Editor's Note: Despite the age of this document it shows the struggles of the reflexologists in finding their legal niche.
Barbara and Kevin Kunz
Reflexologists are being called upon to defend reflexology as a separate practice. Just as massage boards must show that reflexology is a part of massage, reflexology advocates mustdefine reflexology as a separate, unique practice.
Will reflexologists rise to the challenge of defending and defining their practices? The answer has been a resounding "Yes" as reflexologists in Tennessee and New Mexico organize to voice their opinions.
Earlier this year it appeared that no one solution existed for reflexologists to challenge massage boards seeking to regulate the practice. In January, however, a New Mexico assistant attorney general responded to a question about the regulation of reflexology from the state's Massage Board by "advising" the Board of a Texas assistant attorney general's finding: the Massage Board must find that reflexology is a part of massage in order to regulate it.
The Gold Rush is on to make money from reflexology as massage therapists around the country have discovered that it's possible to receive insurance payments if the service provided can be coded on insurance forms as "massage." A national epidemic of Massage Board take-over of reflexology and other alternative practices has resulted.
The New Mexico Board of Massage Therapy held a "preliminary rule hearing" on October 1 in Albuquerque to obtain public comment about whether or not modalities outside of massage are to be regulated by the state's massage law. While the Board cannot change the state's massage law, it can make an interpretation of the law. It can issue a "declaratory ruling" on how the law is interpreted.
Reiki, Feldenkrais, polarity, and reflexology practitioners made presentations about why their practices should not be included as a massage practice. Reflexologists Kevin Kunz, Barbara Kunz, Debra Pirtle, and Erma Sylvester made a presentation on behalf of reflexology practice.

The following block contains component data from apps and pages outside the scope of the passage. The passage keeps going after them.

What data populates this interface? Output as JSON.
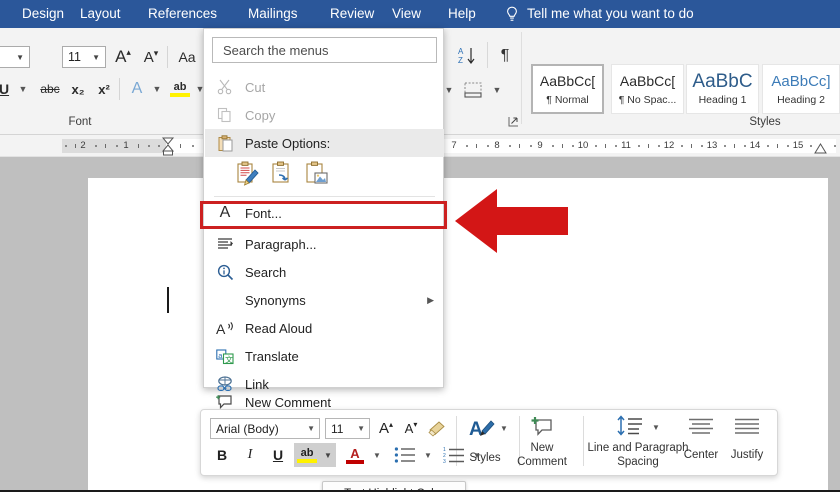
{
  "window": {
    "accent_color": "#2b579a",
    "ribbon_bg": "#f3f3f3",
    "highlight_color": "#cc2020"
  },
  "tabbar": {
    "tabs": [
      {
        "label": "Design"
      },
      {
        "label": "Layout"
      },
      {
        "label": "References"
      },
      {
        "label": "Mailings"
      },
      {
        "label": "Review"
      },
      {
        "label": "View"
      },
      {
        "label": "Help"
      }
    ],
    "tellme": {
      "icon": "lightbulb-icon",
      "label": "Tell me what you want to do"
    }
  },
  "ribbon": {
    "font_group": {
      "label": "Font",
      "font_name_value": ")",
      "font_size_value": "11",
      "grow_font": "A",
      "shrink_font": "A",
      "change_case": "Aa",
      "underline": "U",
      "strikethrough": "abc",
      "subscript": "x₂",
      "superscript": "x²",
      "text_effects": "A",
      "text_highlight": "ab"
    },
    "paragraph_group": {
      "sort": "AZ",
      "show_marks": "¶",
      "borders": "borders-icon"
    },
    "styles_group": {
      "label": "Styles",
      "items": [
        {
          "preview": "AaBbCc[",
          "name": "¶ Normal",
          "selected": true,
          "kind": "sans"
        },
        {
          "preview": "AaBbCc[",
          "name": "¶ No Spac...",
          "selected": false,
          "kind": "sans"
        },
        {
          "preview": "AaBbC",
          "name": "Heading 1",
          "selected": false,
          "kind": "h1"
        },
        {
          "preview": "AaBbCc]",
          "name": "Heading 2",
          "selected": false,
          "kind": "h2"
        }
      ]
    }
  },
  "ruler": {
    "left_numbers": [
      "2",
      "1"
    ],
    "right_numbers": [
      "7",
      "8",
      "9",
      "10",
      "11",
      "12",
      "13",
      "14",
      "15"
    ]
  },
  "context_menu": {
    "search_placeholder": "Search the menus",
    "items": [
      {
        "label": "Cut",
        "icon": "scissors-icon",
        "disabled": true,
        "underline": "t",
        "submenu": false
      },
      {
        "label": "Copy",
        "icon": "copy-icon",
        "disabled": true,
        "underline": "C",
        "submenu": false
      },
      {
        "label": "Paste Options:",
        "icon": "clipboard-icon",
        "disabled": false,
        "header": true,
        "submenu": false
      },
      {
        "label": "Font...",
        "icon": "font-letter-a-icon",
        "disabled": false,
        "underline": "F",
        "submenu": false
      },
      {
        "label": "Paragraph...",
        "icon": "paragraph-icon",
        "disabled": false,
        "underline": "P",
        "submenu": false,
        "highlighted": true
      },
      {
        "label": "Search",
        "icon": "search-info-icon",
        "disabled": false,
        "underline": "c",
        "submenu": false
      },
      {
        "label": "Synonyms",
        "icon": "none",
        "disabled": false,
        "underline": "y",
        "submenu": true
      },
      {
        "label": "Read Aloud",
        "icon": "read-aloud-icon",
        "disabled": false,
        "underline": "R",
        "submenu": false
      },
      {
        "label": "Translate",
        "icon": "translate-icon",
        "disabled": false,
        "underline": "a",
        "submenu": false
      },
      {
        "label": "Link",
        "icon": "link-icon",
        "disabled": false,
        "underline": "i",
        "submenu": false
      },
      {
        "label": "New Comment",
        "icon": "new-comment-icon",
        "disabled": false,
        "underline": "m",
        "submenu": false
      }
    ],
    "paste_options": [
      {
        "name": "keep-source-formatting-icon"
      },
      {
        "name": "merge-formatting-icon"
      },
      {
        "name": "picture-icon"
      }
    ]
  },
  "mini_toolbar": {
    "font_name_value": "Arial (Body)",
    "font_size_value": "11",
    "grow_font": "A",
    "shrink_font": "A",
    "format_painter": "format-painter-icon",
    "styles_label": "Styles",
    "bold": "B",
    "italic": "I",
    "underline": "U",
    "highlight": "ab",
    "font_color": "A",
    "bullets": "bullets-icon",
    "numbering": "numbering-icon",
    "new_comment_label_line1": "New",
    "new_comment_label_line2": "Comment",
    "line_spacing_label_line1": "Line and Paragraph",
    "line_spacing_label_line2": "Spacing",
    "center_label": "Center",
    "justify_label": "Justify"
  },
  "tooltip": {
    "text": "Text Highlight Color"
  }
}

The reflexologists came away from the meeting feeling assured that the Board would make a ruling exempting them from the massage law. While reflexologists were not informed about the October 1 meeting, the Board will inform reflexologists if they are to included in a future formal rule hearing.
The reflexologist were responding to a year-long effort by the Board to encompass reflexology under massage licensing. The state's massage law took effect in 1991. It passed through legislation with reflexologist's support after massage bill sponsors promised only massage was intended to be regulated. The same sponsors are today working toward the goal of including reflexology for economic reasons.
A committee established by the Board has sought to consider the issue of licensing bodyworkers aside from massage for the past year. A series of meetings beginning in May was aimed at seeking public input for definition of individual bodywork modalities. Reflexologist Kevin Kunz, and professionals from the fields of polarity, Reiki, and others provided information before the public meeting. The series of meetings was canceled and the committee was disbanded.
However, the Board as a whole decided to consider the issue considered the issue at an October 1 meeting.
The Board's "enabling legislation" comes under review during the January 1999 session of the New Mexico Legislature. Reflexologists formed "Citizens concerned about Reflexology Regulation" to organize a letter-writing campaign to state legislators. The goal was to educate legislators who are members of the committees that appropriate funds to the Board, the Senate Finance & Appropriations and the House Finance & Appropriations Committees. Reflexologists wrote members of the committees who met the final week in September met to prepare budget recommendations that will be made to the full Legislature when it is convened in January 1999.
A New Mexico Reflexology Association is forming. For information call Debra Pirtle at
505-293-3338. (FAX 505-332-1525, email:email@example.com)
In Tennessee, a licensed massage therapist has asked that the Massage Board issue a ruling about whether or not reflexology should be regulated as a form of massage. The massage therapist's complaint? The cost of her massage licensing is more than it would be if reflexologists who practice without massage licensing were licensed and paid the fee.
After the testimony of reflexologists at the September 28 Board of Massage meeting, the Board decided to delay a vote on a declaratory finding until an unspecified date. Reflexologists emerged from the meeting happy with their testimony, pleased with the delay, and confident that the ultimate resolution will include them. While Tennessee state officials have voiced a decision to regulate reflexology, they have shown an acceptance of the idea that reflexology deserves separate licensing.
The situation in Tennessee is an example of what can be accomplished by reflexologists. A year ago reflexologists were facing cease and desist orders as their livelihoods were threatened by the newly formed Massage Board. Now, reflexologists have a potential for their own licensing.
In the spring, reflexologists were put out of business as state after state imposed massage licensing requirements. While the right of a Massage Board to regulate reflexology can be brought under question, several states have declared intentions to regulate the profession. Reflexologists, thus, must be prepared to defend reflexology as a separate profession and to create legislation for its licensing.
Reflexologists are confident that reflexology can be proven to be a separate profession and that appropriate legislation can be drafted. Barbara and Kevin Kunz have created a defensenecessary to support such efforts and a legislative proposal. A lengthy discussion is available on-line at www.foot-reflexologist.com as "Proposal for Regulation of Reflexology."
[Contents] [Index] Next>><<Back